Designing software, wings and your life

There is absolutely nothing wrong with that in and of itself. Young people are, after all, young and they have a culture that reflects that time of life and the way our society treats it. In a world where young people are constantly being chased and chastised, a welcoming Internet place for them is a great thing. But a company like Yahoo doesn't spend $1.3 billion for something because young people need it. It's got to yield a profit and that's the issue the tech media can't figure out.

Groping for some logic, some writers speculated that Tumblr's fairly loyal user base may give Yahoo some new options. It can link Tumblr to its many services, build advertising revenue and make a stride toward "cornering" a lucrative demographic. Meyer herself stressed these possibilities in her "media conference call" -- one of those "invitation only" events executives use to bless certain media as "important". She explained that, while Yahoo intends to leave Tumblr's functionality (and its management team) intact, there are lots of "cross-over opportunities" like charging more for a Yahoo ad that's also displayed on Tumblr.

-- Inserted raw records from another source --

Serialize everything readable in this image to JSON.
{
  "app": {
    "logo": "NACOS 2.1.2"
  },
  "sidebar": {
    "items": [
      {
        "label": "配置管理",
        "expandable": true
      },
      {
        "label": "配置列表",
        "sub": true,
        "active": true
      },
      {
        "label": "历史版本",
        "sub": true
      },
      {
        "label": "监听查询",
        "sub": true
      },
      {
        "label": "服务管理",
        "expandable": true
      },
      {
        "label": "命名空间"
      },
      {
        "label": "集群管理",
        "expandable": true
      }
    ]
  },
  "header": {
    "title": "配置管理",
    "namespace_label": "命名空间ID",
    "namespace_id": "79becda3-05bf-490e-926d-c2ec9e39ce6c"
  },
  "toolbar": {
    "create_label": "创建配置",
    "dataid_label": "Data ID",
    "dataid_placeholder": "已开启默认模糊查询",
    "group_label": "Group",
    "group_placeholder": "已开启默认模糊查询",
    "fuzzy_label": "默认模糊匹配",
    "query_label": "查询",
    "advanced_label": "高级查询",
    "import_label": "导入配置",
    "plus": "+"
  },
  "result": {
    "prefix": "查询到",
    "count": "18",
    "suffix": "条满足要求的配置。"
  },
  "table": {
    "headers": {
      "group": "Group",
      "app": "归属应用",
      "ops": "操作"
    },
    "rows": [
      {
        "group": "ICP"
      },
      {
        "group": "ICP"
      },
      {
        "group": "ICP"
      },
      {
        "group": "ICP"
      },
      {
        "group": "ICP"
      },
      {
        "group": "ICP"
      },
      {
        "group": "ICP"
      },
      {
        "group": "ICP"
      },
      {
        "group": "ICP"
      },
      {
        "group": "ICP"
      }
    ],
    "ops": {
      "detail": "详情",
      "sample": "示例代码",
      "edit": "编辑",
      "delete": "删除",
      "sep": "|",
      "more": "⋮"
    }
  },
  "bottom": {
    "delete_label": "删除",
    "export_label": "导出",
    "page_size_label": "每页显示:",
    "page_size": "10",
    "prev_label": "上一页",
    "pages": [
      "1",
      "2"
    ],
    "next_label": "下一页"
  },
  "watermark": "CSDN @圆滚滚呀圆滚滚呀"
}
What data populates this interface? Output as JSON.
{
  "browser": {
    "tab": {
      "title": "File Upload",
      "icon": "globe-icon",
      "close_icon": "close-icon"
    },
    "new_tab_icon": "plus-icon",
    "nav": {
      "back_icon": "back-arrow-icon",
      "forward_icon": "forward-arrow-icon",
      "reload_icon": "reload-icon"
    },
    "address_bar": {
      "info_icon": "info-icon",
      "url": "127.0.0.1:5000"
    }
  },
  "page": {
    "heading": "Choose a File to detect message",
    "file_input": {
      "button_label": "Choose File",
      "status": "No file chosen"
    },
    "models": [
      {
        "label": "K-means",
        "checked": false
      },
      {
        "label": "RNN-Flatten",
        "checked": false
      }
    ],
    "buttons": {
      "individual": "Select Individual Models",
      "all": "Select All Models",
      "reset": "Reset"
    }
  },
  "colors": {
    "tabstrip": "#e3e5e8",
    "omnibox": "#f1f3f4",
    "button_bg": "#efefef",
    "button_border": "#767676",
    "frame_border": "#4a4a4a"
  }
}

In polite terms, that's highly questionable. Although Tumblr is brilliant technologically, it doesn't come close to making enough to cover the huge investment Yahoo has made; its design doesn't allow room for much advertising. What's more, Tumblr users don't spend much money because, at this life stage (and in these times), they don't have that much to spend. Finally, although having a Facebook-like offering is good for Yahoo, Tumblr has about 10 percent of the users Facebook has. So Meyer is saying that she intends to cover her purchase by offering advertising from a site that doesn't have room for it, catering to a demographic that doesn't spend much money and linking Yahoo's services to a Social Networking site that is a small compared to the leading sites of that type.

That nonsense led some analysts to question whether Meyer has gobbled too gluttonishly. After all, they reason, Yahoo's history is littered with remarkably dumb acquisitions whose history is written in red ink. It spent $3.6 billion to purchase Geocities, the first service to let people develop and maintain their own website for free, just as web technology caught up, surpassed and buried it. It made a $5.7 billion investment in Broadcast.com, a start-up on-line radio system that never really started up. The list of goofs is long, expensive and humiliating. It's one reason why Yahoo hired Meyer and that's the problem with the suspicions that she goofed. Meyer was hired because she doesn't.

She definitely has a plan. It may not be one of those plans corporate executives announce to share-holders with very specific goals and carefully measured "outcomes". Meyer doesn't think that way. She believes a successful technology company finds a way to lock onto a market and then follows that market through its life, changing technologies being offered and carefully managing its customers' use of Internet technology.



story | by Dr. Radut